Generally, sexually transmitted infections (STIs) are on the increase. According to a Canadian study 'Research suggests that STIs can increase both an HIV-negative person’s risk of becoming infected with HIV as well as an HIV-positive person’s risk of transmitting HIV to someone else.' As many STDs/STIs such as Chlamydia can have no symptoms obvious, or at least not enough to seek medical diagnosis and as such is easy fro them to go un-diagnosed. They do however cause damage to the host such as inflamation and stress on the immune system. Almost all STIs are easily treatable once detected. Certain STDs/STIs once infected cannot be fully treated but can be managed. These include HPV, herpes and HIV.
Sexually transmitted infections are caused by bacteria, viruses and parasites entering the individual through unprotected sex. These foreign pathogens then go on to be detected by the immune system which in turn responds by attempting to attack the threat. This leads to the common symptoms associated STDs such as inflammation.
The inflammatory response is meant to help fight the pathogen by increasing immune cells CD4 at the site.
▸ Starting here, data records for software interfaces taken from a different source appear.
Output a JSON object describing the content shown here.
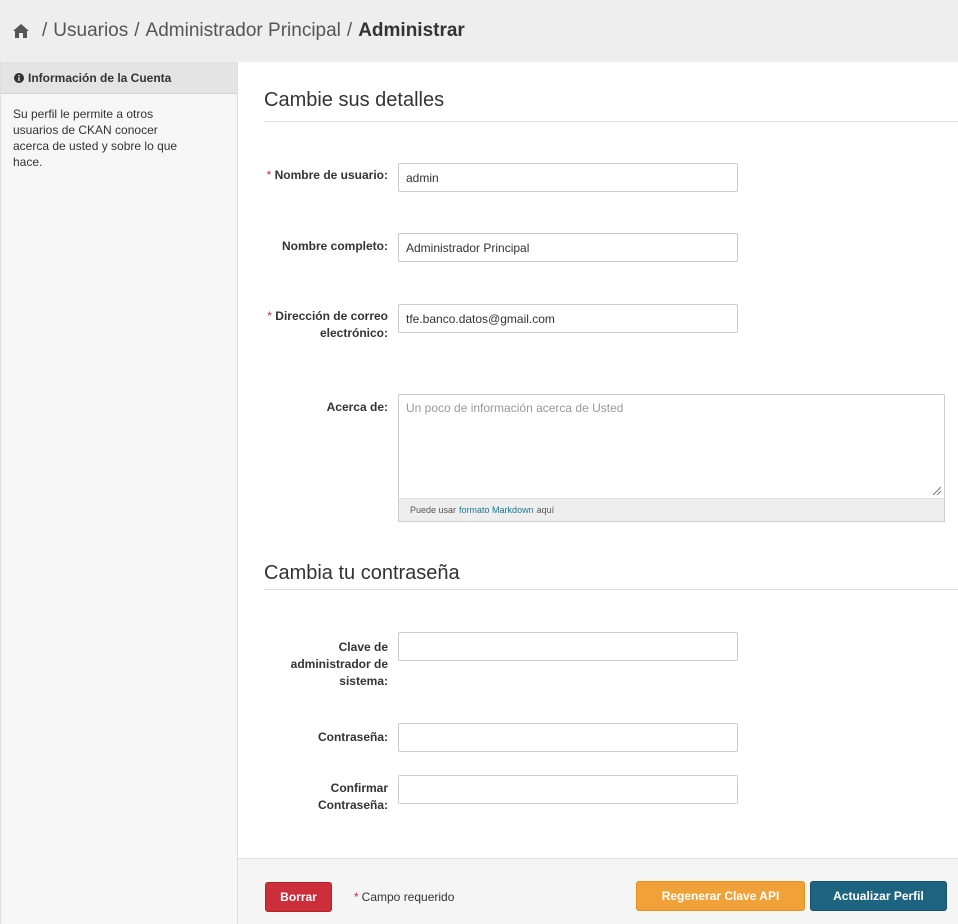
{
  "breadcrumb": {
    "items": [
      "Usuarios",
      "Administrador Principal"
    ],
    "active": "Administrar",
    "separator": "/"
  },
  "sidebar": {
    "heading": "Información de la Cuenta",
    "text": "Su perfil le permite a otros usuarios de CKAN conocer acerca de usted y sobre lo que hace."
  },
  "details": {
    "title": "Cambie sus detalles",
    "required_mark": "*",
    "username_label": "Nombre de usuario:",
    "username_value": "admin",
    "fullname_label": "Nombre completo:",
    "fullname_value": "Administrador Principal",
    "email_label": "Dirección de correo electrónico:",
    "email_value": "tfe.banco.datos@gmail.com",
    "about_label": "Acerca de:",
    "about_placeholder": "Un poco de información acerca de Usted",
    "markdown_prefix": "Puede usar",
    "markdown_link": "formato Markdown",
    "markdown_suffix": "aquí"
  },
  "password": {
    "title": "Cambia tu contraseña",
    "sysadmin_label": "Clave de administrador de sistema:",
    "password_label": "Contraseña:",
    "confirm_label": "Confirmar Contraseña:"
  },
  "actions": {
    "delete_label": "Borrar",
    "required_note": "Campo requerido",
    "regenerate_label": "Regenerar Clave API",
    "update_label": "Actualizar Perfil"
  },
  "colors": {
    "danger": "#cd2f3a",
    "warning": "#f0a137",
    "primary": "#1c6480",
    "required": "#c6303e"
  }
}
HIV finds it easy to infect the CD4 cells once they have been activated by the immune system, so if an individual has these activated CD4 cells in an STD infected site such as a mouth, vaginal or anal area then HIV will find it easier to infect that individual. Additionally, the infected site may ulcerate causing a break in the barrier or a 'hole' by which HIV can enter.
The take away from this is that it's important to keep good sexual health at all time. That undiagnosed Chlamydia or Gonorrhea infection can be putting you at increased risk of HIV. Practice safe sex and if you have practised unprotected sex then get tested for all common STDs/STIs as soon as is practical. You can use multi-pack STD test kits or visit your local STD clinic or discuss options with your medical practicioner.